» Action item
Could you return every record below without changing a word?

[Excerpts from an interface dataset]

☆ ☆ ☆

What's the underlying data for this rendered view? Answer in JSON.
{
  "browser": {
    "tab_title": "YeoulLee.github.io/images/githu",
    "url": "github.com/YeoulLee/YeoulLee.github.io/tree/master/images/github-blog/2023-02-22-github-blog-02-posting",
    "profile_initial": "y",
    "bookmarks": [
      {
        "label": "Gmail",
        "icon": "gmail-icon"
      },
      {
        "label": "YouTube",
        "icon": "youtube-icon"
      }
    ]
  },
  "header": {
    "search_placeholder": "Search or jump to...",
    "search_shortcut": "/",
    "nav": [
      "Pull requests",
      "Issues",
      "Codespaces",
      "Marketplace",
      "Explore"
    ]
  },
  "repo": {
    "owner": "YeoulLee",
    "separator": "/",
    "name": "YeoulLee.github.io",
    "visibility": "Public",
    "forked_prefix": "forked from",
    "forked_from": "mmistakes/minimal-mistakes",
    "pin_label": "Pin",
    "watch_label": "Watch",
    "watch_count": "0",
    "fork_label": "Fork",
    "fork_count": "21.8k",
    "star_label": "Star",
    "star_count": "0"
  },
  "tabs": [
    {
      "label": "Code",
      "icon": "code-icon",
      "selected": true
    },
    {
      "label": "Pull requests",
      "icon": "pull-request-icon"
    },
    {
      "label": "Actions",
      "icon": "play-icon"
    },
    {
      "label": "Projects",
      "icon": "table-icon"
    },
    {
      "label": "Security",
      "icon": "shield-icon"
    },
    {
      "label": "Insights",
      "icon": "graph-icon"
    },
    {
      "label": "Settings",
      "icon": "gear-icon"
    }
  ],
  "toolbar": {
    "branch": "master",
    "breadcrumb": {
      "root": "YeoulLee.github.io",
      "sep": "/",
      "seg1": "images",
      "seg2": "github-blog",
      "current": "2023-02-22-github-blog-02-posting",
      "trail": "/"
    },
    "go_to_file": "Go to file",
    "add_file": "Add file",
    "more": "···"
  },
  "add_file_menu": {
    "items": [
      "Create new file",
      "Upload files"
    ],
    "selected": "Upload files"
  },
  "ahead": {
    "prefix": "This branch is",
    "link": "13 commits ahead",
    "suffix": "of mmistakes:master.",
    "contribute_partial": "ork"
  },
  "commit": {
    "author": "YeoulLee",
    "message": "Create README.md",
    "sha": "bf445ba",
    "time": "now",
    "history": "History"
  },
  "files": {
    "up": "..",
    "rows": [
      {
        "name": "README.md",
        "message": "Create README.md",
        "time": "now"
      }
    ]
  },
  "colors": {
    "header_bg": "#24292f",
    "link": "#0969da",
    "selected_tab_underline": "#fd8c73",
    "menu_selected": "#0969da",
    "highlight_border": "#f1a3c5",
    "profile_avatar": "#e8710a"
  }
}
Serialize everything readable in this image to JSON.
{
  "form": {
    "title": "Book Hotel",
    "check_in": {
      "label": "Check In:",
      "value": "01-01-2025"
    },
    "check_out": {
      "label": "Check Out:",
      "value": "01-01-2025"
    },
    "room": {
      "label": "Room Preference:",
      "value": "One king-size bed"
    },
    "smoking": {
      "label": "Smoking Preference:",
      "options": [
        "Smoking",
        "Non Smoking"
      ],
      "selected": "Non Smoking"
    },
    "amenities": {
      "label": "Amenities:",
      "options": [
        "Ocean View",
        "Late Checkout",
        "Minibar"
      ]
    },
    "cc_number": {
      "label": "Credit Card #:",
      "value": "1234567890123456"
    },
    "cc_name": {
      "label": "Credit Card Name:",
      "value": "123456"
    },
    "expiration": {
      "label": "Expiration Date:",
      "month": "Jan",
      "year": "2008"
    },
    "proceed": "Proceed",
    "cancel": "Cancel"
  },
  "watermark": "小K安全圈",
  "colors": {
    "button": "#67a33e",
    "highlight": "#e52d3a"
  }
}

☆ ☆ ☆

» Written answer
What's the underlying data for this rendered view? Answer in JSON.
{
  "browser": {
    "tab_title": "YeoulLee.github.io/images/githu",
    "url": "github.com/YeoulLee/YeoulLee.github.io/tree/master/images/github-blog/2023-02-22-github-blog-02-posting",
    "profile_initial": "y",
    "bookmarks": [
      {
        "label": "Gmail",
        "icon": "gmail-icon"
      },
      {
        "label": "YouTube",
        "icon": "youtube-icon"
      }
    ]
  },
  "header": {
    "search_placeholder": "Search or jump to...",
    "search_shortcut": "/",
    "nav": [
      "Pull requests",
      "Issues",
      "Codespaces",
      "Marketplace",
      "Explore"
    ]
  },
  "repo": {
    "owner": "YeoulLee",
    "separator": "/",
    "name": "YeoulLee.github.io",
    "visibility": "Public",
    "forked_prefix": "forked from",
    "forked_from": "mmistakes/minimal-mistakes",
    "pin_label": "Pin",
    "watch_label": "Watch",
    "watch_count": "0",
    "fork_label": "Fork",
    "fork_count": "21.8k",
    "star_label": "Star",
    "star_count": "0"
  },
  "tabs": [
    {
      "label": "Code",
      "icon": "code-icon",
      "selected": true
    },
    {
      "label": "Pull requests",
      "icon": "pull-request-icon"
    },
    {
      "label": "Actions",
      "icon": "play-icon"
    },
    {
      "label": "Projects",
      "icon": "table-icon"
    },
    {
      "label": "Security",
      "icon": "shield-icon"
    },
    {
      "label": "Insights",
      "icon": "graph-icon"
    },
    {
      "label": "Settings",
      "icon": "gear-icon"
    }
  ],
  "toolbar": {
    "branch": "master",
    "breadcrumb": {
      "root": "YeoulLee.github.io",
      "sep": "/",
      "seg1": "images",
      "seg2": "github-blog",
      "current": "2023-02-22-github-blog-02-posting",
      "trail": "/"
    },
    "go_to_file": "Go to file",
    "add_file": "Add file",
    "more": "···"
  },
  "add_file_menu": {
    "items": [
      "Create new file",
      "Upload files"
    ],
    "selected": "Upload files"
  },
  "ahead": {
    "prefix": "This branch is",
    "link": "13 commits ahead",
    "suffix": "of mmistakes:master.",
    "contribute_partial": "ork"
  },
  "commit": {
    "author": "YeoulLee",
    "message": "Create README.md",
    "sha": "bf445ba",
    "time": "now",
    "history": "History"
  },
  "files": {
    "up": "..",
    "rows": [
      {
        "name": "README.md",
        "message": "Create README.md",
        "time": "now"
      }
    ]
  },
  "colors": {
    "header_bg": "#24292f",
    "link": "#0969da",
    "selected_tab_underline": "#fd8c73",
    "menu_selected": "#0969da",
    "highlight_border": "#f1a3c5",
    "profile_avatar": "#e8710a"
  }
}
Serialize everything readable in this image to JSON.
{
  "form": {
    "title": "Book Hotel",
    "check_in": {
      "label": "Check In:",
      "value": "01-01-2025"
    },
    "check_out": {
      "label": "Check Out:",
      "value": "01-01-2025"
    },
    "room": {
      "label": "Room Preference:",
      "value": "One king-size bed"
    },
    "smoking": {
      "label": "Smoking Preference:",
      "options": [
        "Smoking",
        "Non Smoking"
      ],
      "selected": "Non Smoking"
    },
    "amenities": {
      "label": "Amenities:",
      "options": [
        "Ocean View",
        "Late Checkout",
        "Minibar"
      ]
    },
    "cc_number": {
      "label": "Credit Card #:",
      "value": "1234567890123456"
    },
    "cc_name": {
      "label": "Credit Card Name:",
      "value": "123456"
    },
    "expiration": {
      "label": "Expiration Date:",
      "month": "Jan",
      "year": "2008"
    },
    "proceed": "Proceed",
    "cancel": "Cancel"
  },
  "watermark": "小K安全圈",
  "colors": {
    "button": "#67a33e",
    "highlight": "#e52d3a"
  }
}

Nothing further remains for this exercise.